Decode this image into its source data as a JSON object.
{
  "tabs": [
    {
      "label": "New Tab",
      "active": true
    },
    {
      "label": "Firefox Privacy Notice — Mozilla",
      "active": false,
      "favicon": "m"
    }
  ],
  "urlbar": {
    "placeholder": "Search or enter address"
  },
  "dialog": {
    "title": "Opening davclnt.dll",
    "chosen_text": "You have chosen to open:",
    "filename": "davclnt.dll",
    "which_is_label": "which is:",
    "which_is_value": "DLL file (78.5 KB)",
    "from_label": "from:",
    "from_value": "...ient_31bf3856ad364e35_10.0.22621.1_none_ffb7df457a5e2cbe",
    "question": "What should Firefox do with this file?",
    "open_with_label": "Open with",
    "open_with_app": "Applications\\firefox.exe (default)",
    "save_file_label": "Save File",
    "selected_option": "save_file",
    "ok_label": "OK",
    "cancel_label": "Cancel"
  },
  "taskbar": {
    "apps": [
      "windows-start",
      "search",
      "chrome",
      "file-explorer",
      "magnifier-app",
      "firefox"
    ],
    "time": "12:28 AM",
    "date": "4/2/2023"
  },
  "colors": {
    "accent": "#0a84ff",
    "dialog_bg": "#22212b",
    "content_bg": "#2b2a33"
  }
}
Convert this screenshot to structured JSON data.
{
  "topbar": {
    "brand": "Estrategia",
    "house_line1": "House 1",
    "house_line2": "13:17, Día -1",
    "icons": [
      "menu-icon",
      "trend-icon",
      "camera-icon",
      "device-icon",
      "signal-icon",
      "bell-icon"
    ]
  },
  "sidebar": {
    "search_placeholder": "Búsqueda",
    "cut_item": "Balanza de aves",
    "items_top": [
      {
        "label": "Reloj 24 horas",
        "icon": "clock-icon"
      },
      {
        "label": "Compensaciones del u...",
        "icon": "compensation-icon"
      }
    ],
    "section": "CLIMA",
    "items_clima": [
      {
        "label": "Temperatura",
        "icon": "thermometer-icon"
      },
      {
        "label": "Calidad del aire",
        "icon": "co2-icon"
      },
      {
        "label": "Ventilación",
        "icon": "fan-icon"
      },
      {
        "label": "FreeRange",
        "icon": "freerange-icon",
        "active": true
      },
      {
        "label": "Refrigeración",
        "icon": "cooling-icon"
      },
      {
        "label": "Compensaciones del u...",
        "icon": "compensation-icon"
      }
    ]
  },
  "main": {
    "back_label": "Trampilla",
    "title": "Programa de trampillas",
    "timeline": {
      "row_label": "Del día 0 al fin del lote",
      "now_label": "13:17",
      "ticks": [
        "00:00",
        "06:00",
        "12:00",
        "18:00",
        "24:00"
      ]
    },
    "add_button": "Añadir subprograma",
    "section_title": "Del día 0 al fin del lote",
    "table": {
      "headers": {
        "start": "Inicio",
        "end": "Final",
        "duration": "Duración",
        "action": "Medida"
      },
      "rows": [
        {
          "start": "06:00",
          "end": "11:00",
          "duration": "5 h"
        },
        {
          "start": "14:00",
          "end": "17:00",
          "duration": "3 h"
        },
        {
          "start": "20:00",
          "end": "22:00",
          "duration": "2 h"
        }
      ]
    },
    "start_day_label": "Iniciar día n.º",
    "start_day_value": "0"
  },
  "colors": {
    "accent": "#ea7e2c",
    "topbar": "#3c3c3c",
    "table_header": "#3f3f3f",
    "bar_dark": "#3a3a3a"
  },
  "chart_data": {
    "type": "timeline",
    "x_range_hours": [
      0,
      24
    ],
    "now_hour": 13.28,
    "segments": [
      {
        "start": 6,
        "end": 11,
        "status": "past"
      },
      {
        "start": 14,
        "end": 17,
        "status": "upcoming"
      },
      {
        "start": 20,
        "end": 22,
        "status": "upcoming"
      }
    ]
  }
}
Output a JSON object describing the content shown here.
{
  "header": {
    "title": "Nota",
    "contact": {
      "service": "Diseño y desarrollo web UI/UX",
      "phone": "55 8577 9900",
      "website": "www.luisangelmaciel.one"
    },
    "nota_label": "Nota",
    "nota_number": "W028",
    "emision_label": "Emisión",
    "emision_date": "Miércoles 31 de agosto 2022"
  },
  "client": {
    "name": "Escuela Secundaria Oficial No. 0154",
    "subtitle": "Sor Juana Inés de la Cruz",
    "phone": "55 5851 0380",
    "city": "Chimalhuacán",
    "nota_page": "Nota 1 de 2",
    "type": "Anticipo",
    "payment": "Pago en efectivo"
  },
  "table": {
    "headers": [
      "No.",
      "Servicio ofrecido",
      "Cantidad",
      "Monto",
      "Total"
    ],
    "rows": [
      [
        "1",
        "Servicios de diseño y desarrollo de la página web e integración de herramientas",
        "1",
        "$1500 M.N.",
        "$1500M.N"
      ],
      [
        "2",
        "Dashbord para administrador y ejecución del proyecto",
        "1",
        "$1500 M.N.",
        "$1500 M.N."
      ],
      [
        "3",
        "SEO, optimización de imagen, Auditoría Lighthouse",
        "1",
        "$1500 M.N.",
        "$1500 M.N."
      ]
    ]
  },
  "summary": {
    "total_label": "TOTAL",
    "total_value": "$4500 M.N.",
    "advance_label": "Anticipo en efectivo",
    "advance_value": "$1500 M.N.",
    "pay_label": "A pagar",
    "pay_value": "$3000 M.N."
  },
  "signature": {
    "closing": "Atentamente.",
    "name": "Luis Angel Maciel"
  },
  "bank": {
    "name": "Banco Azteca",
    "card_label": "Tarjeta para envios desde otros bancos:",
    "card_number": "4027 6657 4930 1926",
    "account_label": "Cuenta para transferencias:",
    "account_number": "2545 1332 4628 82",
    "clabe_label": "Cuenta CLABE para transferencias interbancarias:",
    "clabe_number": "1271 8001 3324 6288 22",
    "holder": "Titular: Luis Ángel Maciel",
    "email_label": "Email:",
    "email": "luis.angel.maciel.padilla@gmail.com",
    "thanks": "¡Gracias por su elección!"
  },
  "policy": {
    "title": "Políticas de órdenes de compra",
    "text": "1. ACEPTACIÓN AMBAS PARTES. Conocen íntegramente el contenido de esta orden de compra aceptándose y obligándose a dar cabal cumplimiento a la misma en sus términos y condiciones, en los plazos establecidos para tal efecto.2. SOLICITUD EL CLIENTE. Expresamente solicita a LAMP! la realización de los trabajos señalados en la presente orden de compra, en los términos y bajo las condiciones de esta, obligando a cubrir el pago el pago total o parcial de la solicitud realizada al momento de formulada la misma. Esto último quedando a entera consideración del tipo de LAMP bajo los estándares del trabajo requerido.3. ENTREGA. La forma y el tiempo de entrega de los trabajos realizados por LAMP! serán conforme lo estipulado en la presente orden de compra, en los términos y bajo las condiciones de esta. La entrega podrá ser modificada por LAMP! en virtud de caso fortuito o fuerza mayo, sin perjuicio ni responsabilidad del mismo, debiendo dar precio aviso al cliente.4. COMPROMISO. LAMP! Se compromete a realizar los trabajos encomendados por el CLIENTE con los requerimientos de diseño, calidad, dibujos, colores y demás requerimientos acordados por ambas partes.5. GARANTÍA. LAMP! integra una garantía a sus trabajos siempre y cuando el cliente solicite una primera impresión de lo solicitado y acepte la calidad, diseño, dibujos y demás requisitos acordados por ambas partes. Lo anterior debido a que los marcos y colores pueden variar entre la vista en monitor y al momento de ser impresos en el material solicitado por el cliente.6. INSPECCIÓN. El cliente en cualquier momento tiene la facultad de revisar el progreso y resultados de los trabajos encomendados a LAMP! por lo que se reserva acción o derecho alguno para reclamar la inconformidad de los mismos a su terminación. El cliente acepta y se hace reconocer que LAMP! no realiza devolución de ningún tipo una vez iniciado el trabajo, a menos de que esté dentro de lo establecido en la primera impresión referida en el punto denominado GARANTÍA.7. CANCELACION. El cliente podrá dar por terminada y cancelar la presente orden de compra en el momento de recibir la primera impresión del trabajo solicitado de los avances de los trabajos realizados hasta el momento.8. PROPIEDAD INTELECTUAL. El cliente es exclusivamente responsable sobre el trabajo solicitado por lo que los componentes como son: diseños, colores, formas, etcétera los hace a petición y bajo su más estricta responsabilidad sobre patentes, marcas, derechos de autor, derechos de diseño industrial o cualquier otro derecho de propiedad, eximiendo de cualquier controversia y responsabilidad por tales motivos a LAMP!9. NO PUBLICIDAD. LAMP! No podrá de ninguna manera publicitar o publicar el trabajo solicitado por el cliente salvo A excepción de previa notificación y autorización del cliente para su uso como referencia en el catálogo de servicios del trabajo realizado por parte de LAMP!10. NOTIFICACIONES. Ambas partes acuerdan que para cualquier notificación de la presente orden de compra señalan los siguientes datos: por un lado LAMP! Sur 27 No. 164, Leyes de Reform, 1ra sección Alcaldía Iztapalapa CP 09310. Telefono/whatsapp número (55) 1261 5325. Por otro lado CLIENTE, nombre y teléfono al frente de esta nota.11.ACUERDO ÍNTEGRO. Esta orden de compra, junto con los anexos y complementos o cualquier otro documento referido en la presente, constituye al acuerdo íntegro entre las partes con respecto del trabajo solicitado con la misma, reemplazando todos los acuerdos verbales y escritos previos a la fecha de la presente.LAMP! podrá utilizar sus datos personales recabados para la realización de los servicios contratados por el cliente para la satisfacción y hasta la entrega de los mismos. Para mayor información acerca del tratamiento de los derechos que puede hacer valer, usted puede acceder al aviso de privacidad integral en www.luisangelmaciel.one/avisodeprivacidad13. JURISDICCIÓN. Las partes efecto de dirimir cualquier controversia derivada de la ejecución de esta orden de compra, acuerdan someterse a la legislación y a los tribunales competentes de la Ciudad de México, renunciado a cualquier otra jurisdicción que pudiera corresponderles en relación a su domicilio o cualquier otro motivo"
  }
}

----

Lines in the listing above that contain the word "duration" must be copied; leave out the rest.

        "duration": "Duración",
          "duration": "5 h"
          "duration": "3 h"
          "duration": "2 h"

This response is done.